I recently picked up The One and Only Ivan, written by Katherine Applegate. She has written a variety of books for a variety of audiences – and I loved this one. This is the story about Ivan, a silverback gorilla, living in a Washington state suburban mall. I don’t know why I was so surprised in loving this book. Ivan was such a sad, lonely, gorilla – but was the bright spot in the lives of his friends. The other animals in the mall suffered the same fate he did. I think that the most shocking part of the book was that Ivan was a real gorilla, who lived in a cage inside a mall in Tacoma, Washington for 27 years. It’s incredibly sad, and when he came from African (born in what is now the Democratic Republic of the Congo) in the 1960s, attitudes and beliefs about animals were quite different.
“I used to be a wild gorilla, and I still look the part. I have a gorilla’s shy gaze, a gorilla’s sly smile. I wear a snowy saddle of fur, the uniform of a silverback. When the sun warms my back, I cast a gorilla’s majestic shadow. In my size humans see a test of themselves. They hear fighting words on the wind, when all I’m thinking is how the late-day sun reminds me of a ripe nectarine.”
We know so much more about animals today, their behaviors, their habitats, their needs. People began to protest Ivan’s living conditions. Eventually he made his way to Zoo Atlanta, and there he spent the rest of his life. For this book, Katherine Applegate created a life for Ivan, with two very special friends – Stella, an elephant, and Bob, a small stray dog. Although Ivan did live with other animals at that mall in Tacoma, these characters were fictional.

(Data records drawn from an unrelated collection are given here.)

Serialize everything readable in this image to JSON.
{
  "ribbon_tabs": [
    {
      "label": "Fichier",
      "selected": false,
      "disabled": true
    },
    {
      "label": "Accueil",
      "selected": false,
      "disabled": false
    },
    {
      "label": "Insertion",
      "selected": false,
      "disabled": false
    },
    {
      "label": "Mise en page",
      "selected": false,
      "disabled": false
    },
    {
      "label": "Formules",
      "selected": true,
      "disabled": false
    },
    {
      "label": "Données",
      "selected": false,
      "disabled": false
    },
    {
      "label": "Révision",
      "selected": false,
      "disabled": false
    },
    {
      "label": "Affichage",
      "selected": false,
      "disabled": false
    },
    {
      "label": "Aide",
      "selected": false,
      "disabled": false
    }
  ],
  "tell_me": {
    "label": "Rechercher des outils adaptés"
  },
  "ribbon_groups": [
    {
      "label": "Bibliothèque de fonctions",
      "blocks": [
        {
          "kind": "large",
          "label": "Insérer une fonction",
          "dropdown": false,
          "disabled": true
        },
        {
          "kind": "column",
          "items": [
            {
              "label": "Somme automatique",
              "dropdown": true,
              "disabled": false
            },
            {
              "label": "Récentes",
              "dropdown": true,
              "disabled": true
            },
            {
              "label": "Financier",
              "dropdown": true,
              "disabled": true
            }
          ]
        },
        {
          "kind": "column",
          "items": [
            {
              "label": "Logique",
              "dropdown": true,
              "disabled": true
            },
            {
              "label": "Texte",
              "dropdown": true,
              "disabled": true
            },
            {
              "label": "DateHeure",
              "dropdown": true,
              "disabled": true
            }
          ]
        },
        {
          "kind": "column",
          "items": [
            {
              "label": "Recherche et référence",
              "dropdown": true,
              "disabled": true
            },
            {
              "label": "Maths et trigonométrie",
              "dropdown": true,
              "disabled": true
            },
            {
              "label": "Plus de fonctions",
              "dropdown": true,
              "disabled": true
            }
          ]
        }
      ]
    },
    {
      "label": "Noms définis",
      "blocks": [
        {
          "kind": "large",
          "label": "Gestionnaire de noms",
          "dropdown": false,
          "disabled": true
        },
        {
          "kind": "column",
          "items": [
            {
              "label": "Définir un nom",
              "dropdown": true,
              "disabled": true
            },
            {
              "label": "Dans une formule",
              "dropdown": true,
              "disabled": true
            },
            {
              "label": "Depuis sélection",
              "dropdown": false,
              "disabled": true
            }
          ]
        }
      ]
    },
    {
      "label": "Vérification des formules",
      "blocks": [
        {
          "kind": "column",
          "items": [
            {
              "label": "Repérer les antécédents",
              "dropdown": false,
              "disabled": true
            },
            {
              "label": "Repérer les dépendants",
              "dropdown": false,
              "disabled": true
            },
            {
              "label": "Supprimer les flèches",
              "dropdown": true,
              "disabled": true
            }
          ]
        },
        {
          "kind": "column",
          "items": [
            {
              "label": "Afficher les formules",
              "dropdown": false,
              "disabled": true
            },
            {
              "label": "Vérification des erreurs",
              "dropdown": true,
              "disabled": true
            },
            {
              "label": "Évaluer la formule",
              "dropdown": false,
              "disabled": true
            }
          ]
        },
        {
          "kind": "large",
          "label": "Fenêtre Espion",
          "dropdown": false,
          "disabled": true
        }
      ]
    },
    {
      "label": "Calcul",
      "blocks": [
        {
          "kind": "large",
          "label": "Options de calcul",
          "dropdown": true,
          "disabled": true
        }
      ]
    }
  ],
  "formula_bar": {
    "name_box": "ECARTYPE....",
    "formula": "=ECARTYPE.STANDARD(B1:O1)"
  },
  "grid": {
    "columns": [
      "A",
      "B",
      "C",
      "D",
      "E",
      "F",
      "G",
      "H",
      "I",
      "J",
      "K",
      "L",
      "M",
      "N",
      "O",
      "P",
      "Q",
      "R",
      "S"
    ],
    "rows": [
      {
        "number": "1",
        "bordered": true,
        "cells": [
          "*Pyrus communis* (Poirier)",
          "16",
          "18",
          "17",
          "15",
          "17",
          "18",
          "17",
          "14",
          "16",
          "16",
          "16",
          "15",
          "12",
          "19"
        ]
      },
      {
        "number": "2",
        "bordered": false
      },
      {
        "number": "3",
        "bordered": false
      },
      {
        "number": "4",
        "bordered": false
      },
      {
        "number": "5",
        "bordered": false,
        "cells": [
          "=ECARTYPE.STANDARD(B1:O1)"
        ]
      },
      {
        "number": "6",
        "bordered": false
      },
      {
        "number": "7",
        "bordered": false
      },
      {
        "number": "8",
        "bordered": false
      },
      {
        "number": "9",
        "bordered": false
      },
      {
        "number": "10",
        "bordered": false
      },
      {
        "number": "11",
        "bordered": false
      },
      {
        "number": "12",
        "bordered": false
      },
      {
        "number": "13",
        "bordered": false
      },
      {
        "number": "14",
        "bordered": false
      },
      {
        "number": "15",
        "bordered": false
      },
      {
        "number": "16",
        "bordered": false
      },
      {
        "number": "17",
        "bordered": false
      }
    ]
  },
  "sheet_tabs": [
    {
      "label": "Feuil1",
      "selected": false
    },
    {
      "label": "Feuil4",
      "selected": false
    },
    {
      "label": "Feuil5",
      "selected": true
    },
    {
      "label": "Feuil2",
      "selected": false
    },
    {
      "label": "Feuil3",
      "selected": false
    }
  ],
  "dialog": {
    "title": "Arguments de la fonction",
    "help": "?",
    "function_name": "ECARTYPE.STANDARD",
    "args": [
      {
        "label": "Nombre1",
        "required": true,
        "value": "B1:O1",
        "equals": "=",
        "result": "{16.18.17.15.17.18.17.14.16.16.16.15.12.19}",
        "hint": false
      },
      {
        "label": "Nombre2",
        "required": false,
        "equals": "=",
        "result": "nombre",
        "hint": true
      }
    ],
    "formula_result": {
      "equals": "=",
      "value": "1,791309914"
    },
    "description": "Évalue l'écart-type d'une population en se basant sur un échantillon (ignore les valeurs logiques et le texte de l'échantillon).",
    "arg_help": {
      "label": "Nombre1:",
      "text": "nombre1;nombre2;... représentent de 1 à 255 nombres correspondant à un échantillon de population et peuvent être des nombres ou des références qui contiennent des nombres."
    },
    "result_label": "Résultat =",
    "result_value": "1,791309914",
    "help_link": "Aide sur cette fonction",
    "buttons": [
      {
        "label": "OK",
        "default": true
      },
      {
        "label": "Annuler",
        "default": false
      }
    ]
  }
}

For Ivan, Applegate was awarded the Newbury Medal. There is another book Ivan: The Remarkable True Story of the Shopping Mall Gorilla, that she wrote for younger readers. It was hard for my daughter to understand Ivan’s situation, and this book was equally sad. I think it’s an important story, but it’s hard for young readers to understand. It’s actually hard for me to understand why someone kept poor Ivan in a cage for so long! Both are great books though, and I enjoyed both of them. Hopefully, even though these were written for young audiences, readers can learn from the important lesson of treating animals with respect. And readers of all ages can enjoy this story of Ivan’s imprisonment, and eventual freedom. There are a few other books of hers that I’m now putting on my to be read list.